(Exercise material)
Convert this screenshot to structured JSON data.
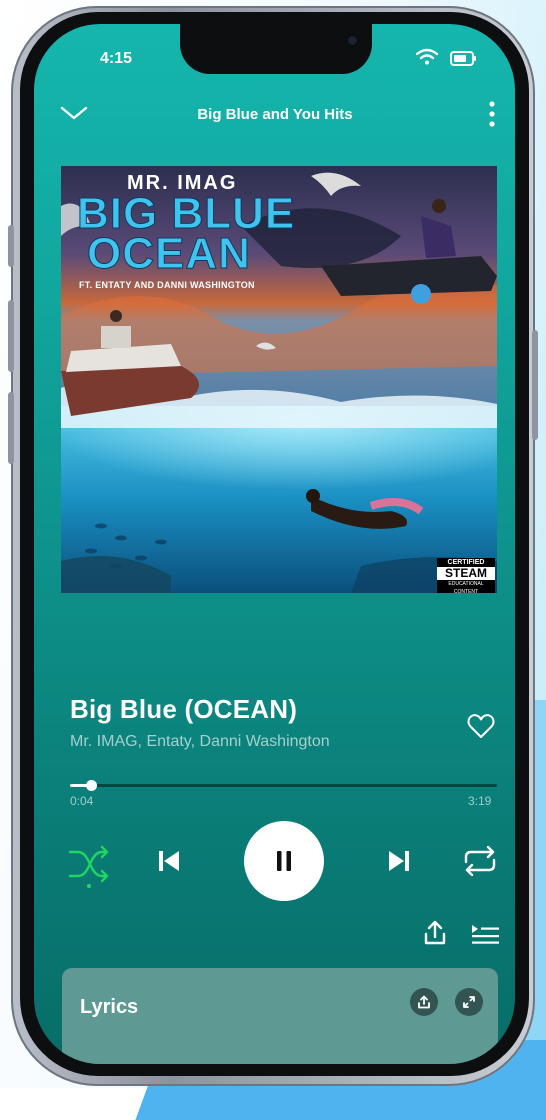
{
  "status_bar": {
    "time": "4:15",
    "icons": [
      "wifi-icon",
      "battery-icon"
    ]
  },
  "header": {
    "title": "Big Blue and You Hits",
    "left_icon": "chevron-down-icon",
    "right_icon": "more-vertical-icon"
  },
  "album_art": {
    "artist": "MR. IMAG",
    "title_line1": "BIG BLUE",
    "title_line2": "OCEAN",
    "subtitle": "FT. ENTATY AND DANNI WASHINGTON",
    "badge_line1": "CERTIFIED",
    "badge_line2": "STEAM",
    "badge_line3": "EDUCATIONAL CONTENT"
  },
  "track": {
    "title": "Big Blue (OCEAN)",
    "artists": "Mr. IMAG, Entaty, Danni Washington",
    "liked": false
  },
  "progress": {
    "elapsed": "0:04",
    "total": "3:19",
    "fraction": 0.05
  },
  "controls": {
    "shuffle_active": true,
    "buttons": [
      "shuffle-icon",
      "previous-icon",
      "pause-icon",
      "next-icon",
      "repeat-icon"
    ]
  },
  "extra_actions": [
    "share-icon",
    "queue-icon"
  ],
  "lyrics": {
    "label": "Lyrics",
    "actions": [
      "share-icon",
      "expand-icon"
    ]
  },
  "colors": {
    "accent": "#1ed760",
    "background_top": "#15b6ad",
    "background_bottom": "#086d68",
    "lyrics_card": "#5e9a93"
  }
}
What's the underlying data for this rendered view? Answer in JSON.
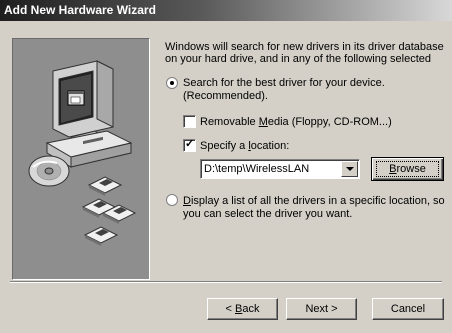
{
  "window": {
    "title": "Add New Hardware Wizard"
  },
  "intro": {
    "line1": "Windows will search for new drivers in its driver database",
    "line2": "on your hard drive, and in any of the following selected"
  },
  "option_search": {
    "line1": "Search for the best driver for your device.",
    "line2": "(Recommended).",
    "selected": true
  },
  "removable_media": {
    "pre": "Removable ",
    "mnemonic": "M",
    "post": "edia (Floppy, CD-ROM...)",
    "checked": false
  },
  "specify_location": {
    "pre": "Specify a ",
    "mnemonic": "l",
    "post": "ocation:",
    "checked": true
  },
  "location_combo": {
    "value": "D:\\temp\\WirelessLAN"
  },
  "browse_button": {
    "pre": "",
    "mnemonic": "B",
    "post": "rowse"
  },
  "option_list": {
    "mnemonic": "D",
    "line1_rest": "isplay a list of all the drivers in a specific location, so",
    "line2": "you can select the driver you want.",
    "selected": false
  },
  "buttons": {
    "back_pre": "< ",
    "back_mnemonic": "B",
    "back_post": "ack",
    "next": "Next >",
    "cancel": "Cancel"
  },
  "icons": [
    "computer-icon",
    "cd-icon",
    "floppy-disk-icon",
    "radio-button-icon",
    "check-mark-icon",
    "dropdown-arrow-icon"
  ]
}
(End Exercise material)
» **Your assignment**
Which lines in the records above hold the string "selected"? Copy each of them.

» **Task solution**
    "line2": "on your hard drive, and in any of the following selected"
    "selected": true
    "selected": false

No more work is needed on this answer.